Multi Dose Vial Contaminates


Name: John Gordon

Rank: CPT, USA

Organization: Medical College of Georgia

Performance Site: Augusta VA Medical Center, GA; Eisenhower Army Medical Center, GA; Regional Training Site Medical Field Hospital, Augusta, GA

Year Published: 2004

Abstract Status: Initial

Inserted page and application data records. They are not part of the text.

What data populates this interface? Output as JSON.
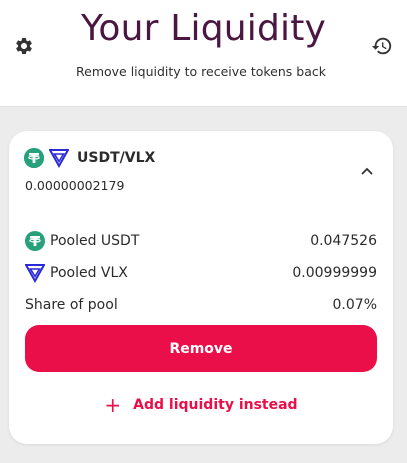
{
  "header": {
    "title": "Your Liquidity",
    "subtitle": "Remove liquidity to receive tokens back",
    "settings_icon": "gear-icon",
    "history_icon": "history-icon"
  },
  "position": {
    "pair": "USDT/VLX",
    "amount": "0.00000002179",
    "expanded": true,
    "details": [
      {
        "icon": "usdt-token-icon",
        "label": "Pooled USDT",
        "value": "0.047526"
      },
      {
        "icon": "vlx-token-icon",
        "label": "Pooled VLX",
        "value": "0.00999999"
      },
      {
        "label": "Share of pool",
        "value": "0.07%"
      }
    ],
    "remove_label": "Remove",
    "add_label": "Add liquidity instead"
  },
  "colors": {
    "accent": "#ea0f48",
    "title": "#4a1642",
    "usdt": "#26a17b",
    "vlx": "#2a2ad6"
  }
}
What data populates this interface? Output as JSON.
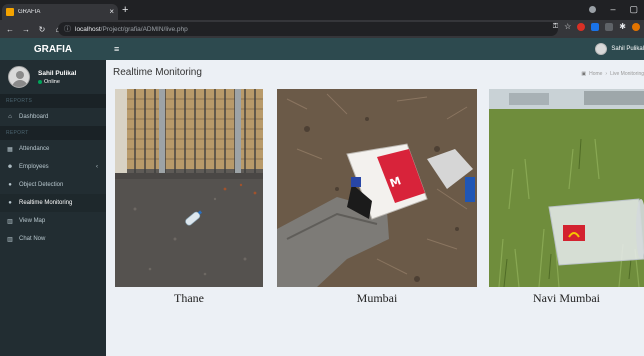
{
  "browser": {
    "tab_title": "GRAFIA",
    "url_host": "localhost",
    "url_path": "/Project/grafia/ADMIN/live.php"
  },
  "sidebar": {
    "brand": "GRAFIA",
    "user": {
      "name": "Sahil Pulikal",
      "status": "Online"
    },
    "sections": [
      "REPORTS",
      "REPORT"
    ],
    "items": [
      {
        "label": "Dashboard",
        "icon": "home-icon"
      },
      {
        "label": "Attendance",
        "icon": "calendar-icon"
      },
      {
        "label": "Employees",
        "icon": "users-icon"
      },
      {
        "label": "Object Detection",
        "icon": "map-marker-icon"
      },
      {
        "label": "Realtime Monitoring",
        "icon": "map-marker-icon"
      },
      {
        "label": "View Map",
        "icon": "chart-icon"
      },
      {
        "label": "Chat Now",
        "icon": "chart-icon"
      }
    ]
  },
  "navbar": {
    "user_name": "Sahil Pulikal"
  },
  "main": {
    "title": "Realtime Monitoring",
    "breadcrumb": {
      "home": "Home",
      "current": "Live Monitoring"
    },
    "cards": [
      {
        "caption": "Thane"
      },
      {
        "caption": "Mumbai"
      },
      {
        "caption": "Navi Mumbai"
      }
    ]
  },
  "colors": {
    "navbar": "#2d4a4f",
    "sidebar": "#222d32",
    "content_bg": "#ecf0f5"
  }
}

In hospital units, there are multiple types of patients that are at an increased risk for systemic infection above that of the average hospitalized patient. These patients include neutropenic oncology patients, immune suppressed transplant patients, and AIDS patients. Annually there are numerous nosocomial related infections reported on these classes of patients. The treatment of these infections have resulted in a high mortality rate for the patient and increased cost for the health care system. There has been a considerable amount of research done in tracking and preventing nosocomial infections. In this research, there has been a link to airborne contaminates and an increased risk of respiratory and surgical wound infections. Little is know about how airborne contaminates effect the multi-dose and single use vials when air is injected into them before drawing up the medication. Our long-term goal is to identify airborne contaminates as a cause of bloodstream infections so that steps can be taken to prevent patients at increased from harm. The specific hypothesis is that airborne contaminates can enter a multi-dose vial when air is injected into the multi-dose vial to relieve pressure and the use of a syringe filter can prevent contamination. We base our aim on current knowledge that 1) airborne contaminates can cause infections, 2) multi-dose vials are a source of bloodstream infections and 3) central venous catheter hubs are contaminated with pathogens causing bloodstream infections. The specific aims are to 1) determine if airborne contaminates can enter a solution through air being injected into it with a non-filtered needle and syringe, 2) determine if airborne contaminates can be prevented from entering a solution through air being injected into it using a filtered needle and syringe, 3) determine if multi-dose vials currently in clinical use are contaminated and 4) determine the number and type of pathogens that will grow from the cultured air and multi-dose vials